My wife had misgivings about driving something so big after years in smaller compact cars, but quickly fell in love with the traction and visibility it offered in the winter.  It also had anti-lock brakes which came in very handy in icy Minnesota driving!  It was large enough to accommodate our growing family, easy to get kids and gear in and out.  It was even large enough to carry everything we needed to go camping.  During this time, we were both working, so I needed something to drive.  The VW Bus quickly rusted in the Minnesota winters, so I garaged it until I could restore it. I went through a series of $500 junkers that were sufficient to get me to work and back.  I remember a Chevrolet Caprice and a Chevrolet Celebrity wagon.  That one had stick, which amused me, a small station wagon with stick shift!  Eventually, I got a dark blue 1990 Chevy Astro, a base model old thing.

We were a two Astro (and one VW) family.  Eventually I realized I was never going to have the time and money to do the VW justice, so I gave it to a friend of my brother-in-law who wanted to restore it for his sister to drive.  I just wanted to see it fixed up and back in use.  He did restore it, and did a great job, but his sister didn't like driving it, and last I heard, it sits in her yard.  I wasn't real fond of the pea-green color he painted it, but that was no longer my worry.  I wish I could afford to buy it back!  The low-end Astro died, so we got a white 1998 GMC Safari (GMC's version of the Astro - we had certainly become a family of van enthusiasts!) for her to drive, and I started using the older Astro.  A couple of years later, I got a job some distance away, and rather than throw half my pay into a gas guzzling all-wheel-drive van, in 2007 I traded it in on a champagne colored 2000 Toyota Camry. This is the car I am driving today. 

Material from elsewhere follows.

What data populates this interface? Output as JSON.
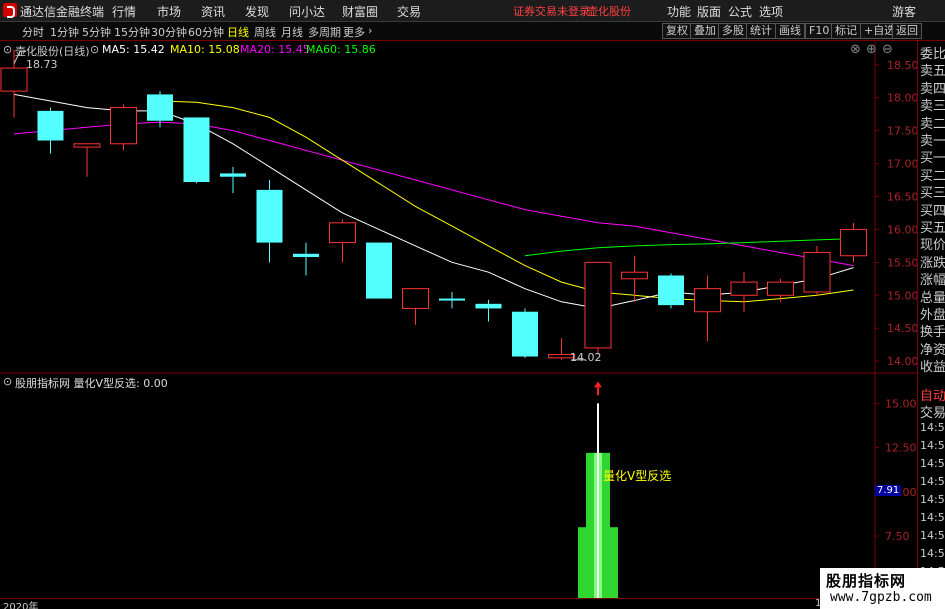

To come back to the beginning of this post, I spoke about old cars rusting out and dying relatively young.  If you got more than 50-75 thousand miles out of a car you were doing well, and rolling the odometer over 100,000 was newsworthy.  The cars would generally rust to pieces even if the engine and drive train were still functional. When I bought the Toyota in 2007, it was already 7 years old and had 160 thousand miles on it!  The car was in great shape, obviously the previous owners had cared for it well, and those were all highway miles.  The car still shows almost no rust.  I had an unusual happening, the main bearings went in the engine, so I had to replace it. Everyone kept saying how unusual it was for this to happen in a Toyota.  I should get many more years of service from this car.  Back when I was a kid, cars might sell with a 10,000 mile warranty.  Now it's not unusual for new cars to sell with a 10-year, 100,000 mile warranty.  As much as we gripe about car problems, they are extremely robust and reliable compared to 30+ years ago.  Think about that next time your car demands a little TLC!

If you've stayed with me this far, congratulations, and thanks for reading this novel!  What cars did you and your family own when you were growing up?  Do you have any interesting stories?  Share them in the comments below!